## Problem details
Go through the records below and return each line that has "Gradient" in it.

## Extracted information
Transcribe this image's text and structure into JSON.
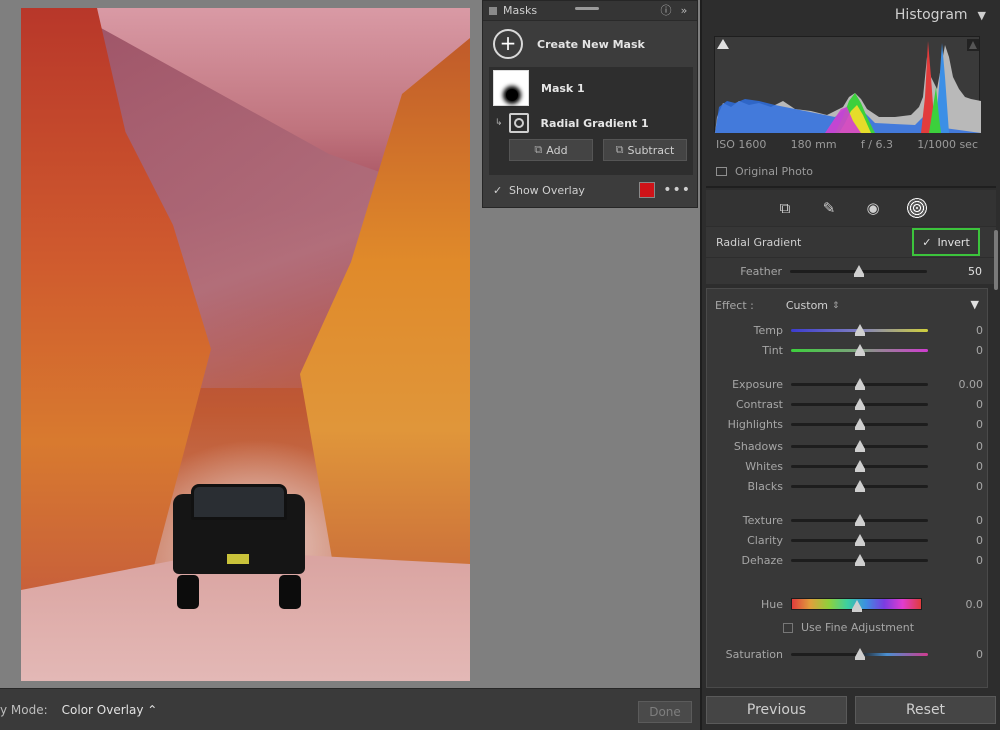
{
  "masks_panel": {
    "title": "Masks",
    "create_label": "Create New Mask",
    "mask_name": "Mask 1",
    "component_name": "Radial Gradient 1",
    "add_label": "Add",
    "subtract_label": "Subtract",
    "overlay_label": "Show Overlay",
    "overlay_color": "#d01318"
  },
  "toolbar": {
    "mode_label": "y Mode:",
    "mode_value": "Color Overlay ⌃",
    "done_label": "Done"
  },
  "histogram": {
    "title": "Histogram",
    "iso": "ISO 1600",
    "focal": "180 mm",
    "aperture": "f / 6.3",
    "shutter": "1/1000 sec",
    "original_photo": "Original Photo"
  },
  "mask_settings": {
    "tool_label": "Radial Gradient",
    "invert_label": "Invert",
    "feather": {
      "label": "Feather",
      "value": "50",
      "level": 0.5
    }
  },
  "effect": {
    "label": "Effect :",
    "preset": "Custom",
    "sliders": [
      {
        "label": "Temp",
        "value": "0"
      },
      {
        "label": "Tint",
        "value": "0"
      },
      {
        "label": "Exposure",
        "value": "0.00"
      },
      {
        "label": "Contrast",
        "value": "0"
      },
      {
        "label": "Highlights",
        "value": "0"
      },
      {
        "label": "Shadows",
        "value": "0"
      },
      {
        "label": "Whites",
        "value": "0"
      },
      {
        "label": "Blacks",
        "value": "0"
      },
      {
        "label": "Texture",
        "value": "0"
      },
      {
        "label": "Clarity",
        "value": "0"
      },
      {
        "label": "Dehaze",
        "value": "0"
      }
    ],
    "hue": {
      "label": "Hue",
      "value": "0.0"
    },
    "fine_adjust": "Use Fine Adjustment",
    "saturation": {
      "label": "Saturation",
      "value": "0"
    }
  },
  "nav": {
    "previous": "Previous",
    "reset": "Reset"
  },
  "colors": {
    "accent_green": "#3cc43c",
    "overlay_red": "#d01318"
  }
}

## Answer to the exercise
    "component_name": "Radial Gradient 1",
    "tool_label": "Radial Gradient",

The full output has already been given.